Having the right mindset

  • Be aware of your negative self-talk.
  • Maintain a “deceptive brain message” thought log.
  • Assess your feelings
    • Locate the real source of and address your feeling(s).
    • Include how you feel in your DBM log.
  • A few common deceptive brain messages that can hinder success:
    • I’m not good enough.
    • I should have/I shouldn’t have.
    • I’m crazy/I’m a sick person.
    • I’m a bad person/I’m not as good as…
    • I don’t matter/Everyone else is more important than me.
    • I have no control.
    • I am unlovable/No one likes me/I will be alone forever.
    • All of my worth is in taking care of others/all I’m good for is…
    • I don’t deserve to be happy—I deserve to suffer or be punished.
    • I have an urge to escape reality/crave something that is not good for me or my goals.

Food and Mood Management

  • “Healthy” food helps to stabilize our moods.  A well balanced diet can lower our blood sugar, blood pressure and reduce levels of cortisol…the stress hormone.
  • Elevated cortisol levels are present in chronic stress, sleep deprivation and depression.  Cortisol can also increase the activity of the enzymes that are responsible for laying down belly fat (BMI). 
  • Omega-3s can reduce cortisol levels.
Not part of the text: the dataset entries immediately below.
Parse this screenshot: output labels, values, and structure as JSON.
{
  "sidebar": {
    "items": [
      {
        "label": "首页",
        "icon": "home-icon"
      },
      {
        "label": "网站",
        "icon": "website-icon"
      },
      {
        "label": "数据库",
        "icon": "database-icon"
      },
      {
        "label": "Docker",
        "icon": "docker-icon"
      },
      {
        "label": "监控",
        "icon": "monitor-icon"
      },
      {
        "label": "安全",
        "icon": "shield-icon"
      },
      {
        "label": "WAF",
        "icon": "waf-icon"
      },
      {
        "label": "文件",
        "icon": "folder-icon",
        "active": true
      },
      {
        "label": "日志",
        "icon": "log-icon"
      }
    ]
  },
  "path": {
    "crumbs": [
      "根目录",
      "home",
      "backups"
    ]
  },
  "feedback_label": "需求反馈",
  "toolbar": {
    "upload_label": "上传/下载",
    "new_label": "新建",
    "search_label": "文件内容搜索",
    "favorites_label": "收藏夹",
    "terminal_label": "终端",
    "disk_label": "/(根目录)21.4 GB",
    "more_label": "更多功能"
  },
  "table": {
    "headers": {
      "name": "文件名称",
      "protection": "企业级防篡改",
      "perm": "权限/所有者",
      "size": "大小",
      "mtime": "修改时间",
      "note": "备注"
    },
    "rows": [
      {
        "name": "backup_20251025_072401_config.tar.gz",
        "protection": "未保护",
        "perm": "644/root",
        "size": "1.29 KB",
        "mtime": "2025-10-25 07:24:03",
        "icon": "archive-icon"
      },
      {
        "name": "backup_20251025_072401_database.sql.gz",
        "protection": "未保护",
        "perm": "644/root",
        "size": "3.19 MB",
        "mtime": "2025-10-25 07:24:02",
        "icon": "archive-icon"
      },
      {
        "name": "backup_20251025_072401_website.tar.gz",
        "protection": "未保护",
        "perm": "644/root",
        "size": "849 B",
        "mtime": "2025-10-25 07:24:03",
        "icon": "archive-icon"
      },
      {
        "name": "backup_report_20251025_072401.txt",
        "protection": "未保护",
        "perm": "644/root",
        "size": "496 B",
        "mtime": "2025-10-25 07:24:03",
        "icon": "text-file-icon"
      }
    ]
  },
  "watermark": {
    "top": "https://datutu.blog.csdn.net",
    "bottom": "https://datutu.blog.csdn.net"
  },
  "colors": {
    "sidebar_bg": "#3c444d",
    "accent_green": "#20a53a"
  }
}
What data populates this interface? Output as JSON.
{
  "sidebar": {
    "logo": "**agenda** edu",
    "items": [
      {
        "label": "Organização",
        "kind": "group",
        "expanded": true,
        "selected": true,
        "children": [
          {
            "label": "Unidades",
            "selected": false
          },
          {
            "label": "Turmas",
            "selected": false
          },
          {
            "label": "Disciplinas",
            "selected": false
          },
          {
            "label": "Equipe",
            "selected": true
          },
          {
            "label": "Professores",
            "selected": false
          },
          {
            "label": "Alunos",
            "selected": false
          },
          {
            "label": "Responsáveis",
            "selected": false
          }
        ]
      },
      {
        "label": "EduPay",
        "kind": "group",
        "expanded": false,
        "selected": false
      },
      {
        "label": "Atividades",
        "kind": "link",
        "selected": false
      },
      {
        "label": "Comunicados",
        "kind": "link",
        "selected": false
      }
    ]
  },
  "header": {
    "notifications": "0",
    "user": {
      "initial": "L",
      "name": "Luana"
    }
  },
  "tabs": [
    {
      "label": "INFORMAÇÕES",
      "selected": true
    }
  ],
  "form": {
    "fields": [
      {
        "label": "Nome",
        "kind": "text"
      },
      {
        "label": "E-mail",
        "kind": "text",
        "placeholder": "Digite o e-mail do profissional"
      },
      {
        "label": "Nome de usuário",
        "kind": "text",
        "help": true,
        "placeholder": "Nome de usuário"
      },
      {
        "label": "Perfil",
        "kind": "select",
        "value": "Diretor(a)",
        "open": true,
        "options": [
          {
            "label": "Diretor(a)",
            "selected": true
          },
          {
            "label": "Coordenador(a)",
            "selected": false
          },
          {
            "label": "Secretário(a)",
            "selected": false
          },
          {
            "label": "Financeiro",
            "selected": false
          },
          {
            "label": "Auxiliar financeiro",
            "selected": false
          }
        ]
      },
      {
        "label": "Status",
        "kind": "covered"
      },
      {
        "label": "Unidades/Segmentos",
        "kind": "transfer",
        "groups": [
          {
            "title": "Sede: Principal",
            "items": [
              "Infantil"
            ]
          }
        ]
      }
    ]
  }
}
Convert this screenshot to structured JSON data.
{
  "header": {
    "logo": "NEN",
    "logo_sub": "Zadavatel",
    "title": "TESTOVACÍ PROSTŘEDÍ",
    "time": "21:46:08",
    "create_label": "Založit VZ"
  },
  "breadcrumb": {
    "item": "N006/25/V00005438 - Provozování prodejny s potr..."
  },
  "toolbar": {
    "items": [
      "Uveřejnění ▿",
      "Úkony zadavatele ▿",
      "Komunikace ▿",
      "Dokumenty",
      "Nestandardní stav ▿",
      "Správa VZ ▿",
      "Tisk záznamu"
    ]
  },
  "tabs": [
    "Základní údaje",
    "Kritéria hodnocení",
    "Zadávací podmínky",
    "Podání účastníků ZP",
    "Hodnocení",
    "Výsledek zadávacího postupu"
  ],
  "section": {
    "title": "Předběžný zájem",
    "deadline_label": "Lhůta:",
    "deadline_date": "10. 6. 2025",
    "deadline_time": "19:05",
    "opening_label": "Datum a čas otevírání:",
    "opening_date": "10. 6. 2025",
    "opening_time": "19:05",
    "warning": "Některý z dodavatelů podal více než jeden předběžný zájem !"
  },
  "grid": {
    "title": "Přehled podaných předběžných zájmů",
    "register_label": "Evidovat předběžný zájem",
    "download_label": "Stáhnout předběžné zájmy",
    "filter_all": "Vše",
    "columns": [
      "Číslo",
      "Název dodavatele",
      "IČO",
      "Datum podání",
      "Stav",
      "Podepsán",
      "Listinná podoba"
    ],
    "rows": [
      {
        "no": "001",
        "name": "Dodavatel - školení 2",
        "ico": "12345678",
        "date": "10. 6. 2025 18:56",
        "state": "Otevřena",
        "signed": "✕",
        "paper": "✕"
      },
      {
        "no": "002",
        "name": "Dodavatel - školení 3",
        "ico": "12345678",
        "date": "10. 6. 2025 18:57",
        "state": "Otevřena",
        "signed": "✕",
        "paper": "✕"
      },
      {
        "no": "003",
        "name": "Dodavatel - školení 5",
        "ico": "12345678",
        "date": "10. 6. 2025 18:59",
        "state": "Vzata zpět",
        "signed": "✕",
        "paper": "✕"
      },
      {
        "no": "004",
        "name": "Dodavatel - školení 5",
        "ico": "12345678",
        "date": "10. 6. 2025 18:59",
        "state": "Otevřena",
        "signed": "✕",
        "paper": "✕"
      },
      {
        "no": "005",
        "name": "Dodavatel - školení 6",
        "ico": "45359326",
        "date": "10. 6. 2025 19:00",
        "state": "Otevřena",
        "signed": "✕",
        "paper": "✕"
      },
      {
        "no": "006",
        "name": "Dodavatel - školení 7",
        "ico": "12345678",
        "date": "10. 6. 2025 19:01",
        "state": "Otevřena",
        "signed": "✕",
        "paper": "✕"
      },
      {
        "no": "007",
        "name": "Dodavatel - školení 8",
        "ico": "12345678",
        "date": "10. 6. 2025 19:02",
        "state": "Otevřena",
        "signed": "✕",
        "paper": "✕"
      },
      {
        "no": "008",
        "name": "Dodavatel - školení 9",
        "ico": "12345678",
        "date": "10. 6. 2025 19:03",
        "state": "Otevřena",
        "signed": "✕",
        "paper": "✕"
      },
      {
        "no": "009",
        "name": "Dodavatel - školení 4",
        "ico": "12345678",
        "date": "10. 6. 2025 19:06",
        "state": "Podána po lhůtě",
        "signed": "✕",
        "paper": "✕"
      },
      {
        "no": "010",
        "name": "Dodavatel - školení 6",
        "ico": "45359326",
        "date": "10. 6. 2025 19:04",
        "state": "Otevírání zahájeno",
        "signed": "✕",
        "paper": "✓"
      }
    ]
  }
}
An inadequate intake of Omega-3s can have a profound effect on one’s mood.  Marine-derived sources have been shown to improve symptoms of depression.  Salmon and other types of fish are excellent sources of Omega-3s.
  • According to researchers, 75% of overeating is caused by our emotions. Therefore, dealing with emotions appropriately is ESSENTIAL.
  • Focusing our mental energy on food distracts us from facing our feelings.

Understanding the relationship between eating habits and your emotions

Am I an Emotional Eater?

  • Do you eat more when you’re feeling stressed?
  • Do you eat when you’re not hungry or when you’re full?
  • Do you eat to feel better (to calm and soothe yourself when you’re sad, mad, bored, anxious, etc.)?
  • Do you reward yourself with food?
  • Do you regularly eat until you are uncomfortable?
  • Do you feel powerless or out of control around food? If so, chances are you’re riding an emotional roller coaster

Food is necessary to maintain life. Food also has a social status: it is connected with our concept as a social being.  As humans evolved beyond eating to just survive, our relationship with food changed from necessity to pleasurable necessity.

  • Many high calorie-fat-sugar-salt foods offer little nutrients, but we have learned to associate taste with the expectation of an elevated mood. 
  • Research demonstrates that the brain releases b-endorphins, a natural pleasure chemical, when we eat our favorite foods.  For some people that might be ice cream, for others…enchiladas.  
  • The brain does not care what we eat, only that we LOVE TO EAT IT. As such, a relationship develops that often runs opposite of our health goals.